======== Source records ========

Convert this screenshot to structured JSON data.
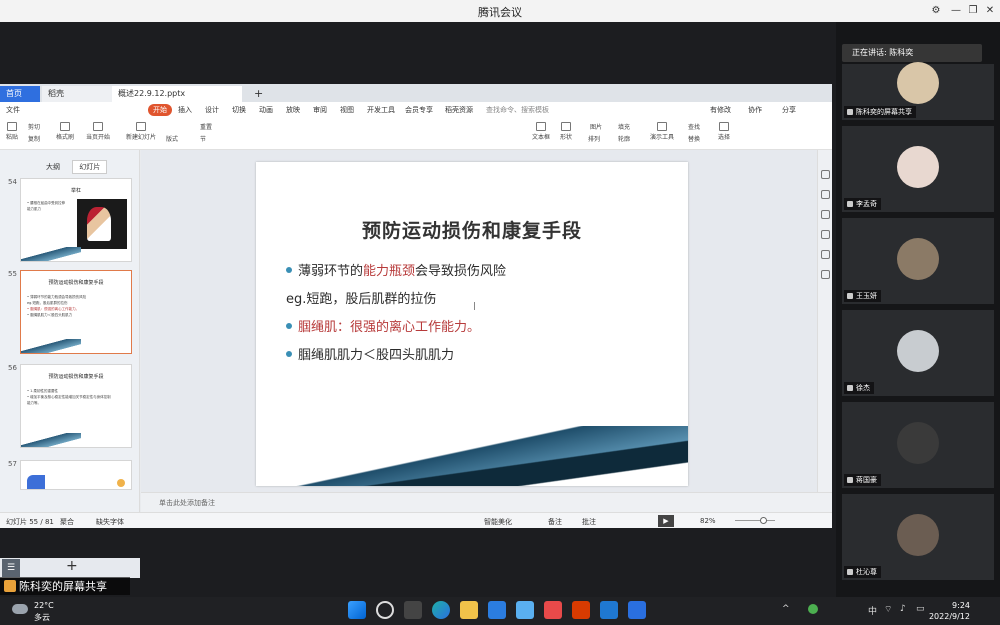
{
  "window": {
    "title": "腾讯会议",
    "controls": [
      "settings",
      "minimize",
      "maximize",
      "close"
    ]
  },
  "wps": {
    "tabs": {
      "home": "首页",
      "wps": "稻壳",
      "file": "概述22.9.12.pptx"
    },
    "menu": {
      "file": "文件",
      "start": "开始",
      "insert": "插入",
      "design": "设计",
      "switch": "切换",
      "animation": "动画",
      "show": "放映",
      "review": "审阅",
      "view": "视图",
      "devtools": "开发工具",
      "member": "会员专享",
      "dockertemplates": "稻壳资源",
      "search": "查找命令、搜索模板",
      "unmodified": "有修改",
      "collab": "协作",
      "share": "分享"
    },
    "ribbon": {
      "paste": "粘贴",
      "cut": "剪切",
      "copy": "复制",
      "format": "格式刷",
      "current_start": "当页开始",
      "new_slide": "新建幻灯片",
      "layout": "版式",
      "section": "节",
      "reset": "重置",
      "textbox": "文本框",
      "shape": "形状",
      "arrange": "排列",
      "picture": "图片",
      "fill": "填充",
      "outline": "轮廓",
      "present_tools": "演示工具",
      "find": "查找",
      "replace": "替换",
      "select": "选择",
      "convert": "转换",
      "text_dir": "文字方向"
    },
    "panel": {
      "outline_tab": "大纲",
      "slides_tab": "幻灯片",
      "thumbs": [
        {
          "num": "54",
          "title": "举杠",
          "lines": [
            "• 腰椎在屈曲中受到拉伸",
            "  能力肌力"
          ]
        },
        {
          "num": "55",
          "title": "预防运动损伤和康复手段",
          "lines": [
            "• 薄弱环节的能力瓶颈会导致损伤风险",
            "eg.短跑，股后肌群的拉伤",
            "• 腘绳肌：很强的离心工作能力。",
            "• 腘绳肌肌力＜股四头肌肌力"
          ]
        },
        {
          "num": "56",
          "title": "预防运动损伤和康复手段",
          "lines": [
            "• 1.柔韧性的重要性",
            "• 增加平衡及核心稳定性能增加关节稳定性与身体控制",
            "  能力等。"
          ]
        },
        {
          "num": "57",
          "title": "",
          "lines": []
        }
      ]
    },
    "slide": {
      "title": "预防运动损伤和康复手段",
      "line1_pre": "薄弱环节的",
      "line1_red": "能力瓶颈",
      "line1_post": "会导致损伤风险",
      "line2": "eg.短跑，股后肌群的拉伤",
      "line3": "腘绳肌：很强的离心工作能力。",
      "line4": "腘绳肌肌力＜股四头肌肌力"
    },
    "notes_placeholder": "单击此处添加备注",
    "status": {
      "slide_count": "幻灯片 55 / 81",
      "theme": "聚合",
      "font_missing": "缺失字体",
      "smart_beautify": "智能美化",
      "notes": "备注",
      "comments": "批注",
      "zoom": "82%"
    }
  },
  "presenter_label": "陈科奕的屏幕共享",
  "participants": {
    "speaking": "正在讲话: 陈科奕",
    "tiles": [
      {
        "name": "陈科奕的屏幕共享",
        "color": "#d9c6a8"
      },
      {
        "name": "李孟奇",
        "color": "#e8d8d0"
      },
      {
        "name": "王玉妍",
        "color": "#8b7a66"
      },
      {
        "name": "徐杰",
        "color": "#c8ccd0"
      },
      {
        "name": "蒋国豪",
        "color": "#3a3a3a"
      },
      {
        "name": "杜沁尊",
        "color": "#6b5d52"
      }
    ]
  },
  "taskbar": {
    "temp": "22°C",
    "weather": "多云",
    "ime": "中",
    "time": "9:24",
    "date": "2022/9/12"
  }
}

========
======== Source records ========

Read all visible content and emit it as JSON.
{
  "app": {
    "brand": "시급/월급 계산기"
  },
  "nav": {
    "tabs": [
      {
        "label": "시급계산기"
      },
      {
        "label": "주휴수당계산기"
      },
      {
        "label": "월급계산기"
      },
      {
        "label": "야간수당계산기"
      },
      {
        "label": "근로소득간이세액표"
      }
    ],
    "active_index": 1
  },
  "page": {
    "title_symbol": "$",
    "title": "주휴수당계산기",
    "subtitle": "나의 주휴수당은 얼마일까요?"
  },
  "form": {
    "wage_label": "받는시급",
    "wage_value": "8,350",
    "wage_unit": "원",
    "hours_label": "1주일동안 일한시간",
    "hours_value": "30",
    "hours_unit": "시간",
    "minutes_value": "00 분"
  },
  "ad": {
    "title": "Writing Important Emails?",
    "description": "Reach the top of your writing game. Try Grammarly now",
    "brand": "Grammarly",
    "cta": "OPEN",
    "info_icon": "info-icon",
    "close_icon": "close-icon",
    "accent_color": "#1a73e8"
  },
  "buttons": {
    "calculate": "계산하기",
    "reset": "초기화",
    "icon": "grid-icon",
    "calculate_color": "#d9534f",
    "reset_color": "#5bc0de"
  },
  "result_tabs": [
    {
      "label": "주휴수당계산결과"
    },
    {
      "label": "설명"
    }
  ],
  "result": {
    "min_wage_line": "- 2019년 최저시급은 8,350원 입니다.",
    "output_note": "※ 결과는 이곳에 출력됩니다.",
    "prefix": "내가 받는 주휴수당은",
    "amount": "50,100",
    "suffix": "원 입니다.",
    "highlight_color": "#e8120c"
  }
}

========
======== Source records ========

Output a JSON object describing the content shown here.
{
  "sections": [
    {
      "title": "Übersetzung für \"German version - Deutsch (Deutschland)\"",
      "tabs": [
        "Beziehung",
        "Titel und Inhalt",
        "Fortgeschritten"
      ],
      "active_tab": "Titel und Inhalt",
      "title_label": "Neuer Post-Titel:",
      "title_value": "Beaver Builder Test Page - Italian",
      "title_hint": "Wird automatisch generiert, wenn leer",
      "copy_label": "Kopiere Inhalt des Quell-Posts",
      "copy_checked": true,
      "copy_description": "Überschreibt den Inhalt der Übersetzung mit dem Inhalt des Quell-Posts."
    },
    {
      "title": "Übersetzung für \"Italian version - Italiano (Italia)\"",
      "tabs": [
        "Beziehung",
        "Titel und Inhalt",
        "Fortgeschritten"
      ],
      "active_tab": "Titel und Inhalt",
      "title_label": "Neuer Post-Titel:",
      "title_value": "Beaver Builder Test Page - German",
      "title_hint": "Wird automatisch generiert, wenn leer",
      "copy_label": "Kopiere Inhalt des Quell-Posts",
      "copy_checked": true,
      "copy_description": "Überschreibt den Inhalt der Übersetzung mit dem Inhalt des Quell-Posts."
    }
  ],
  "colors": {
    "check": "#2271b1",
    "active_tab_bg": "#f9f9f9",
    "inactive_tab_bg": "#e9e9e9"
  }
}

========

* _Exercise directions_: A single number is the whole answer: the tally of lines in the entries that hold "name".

* _Reply to the task_: 6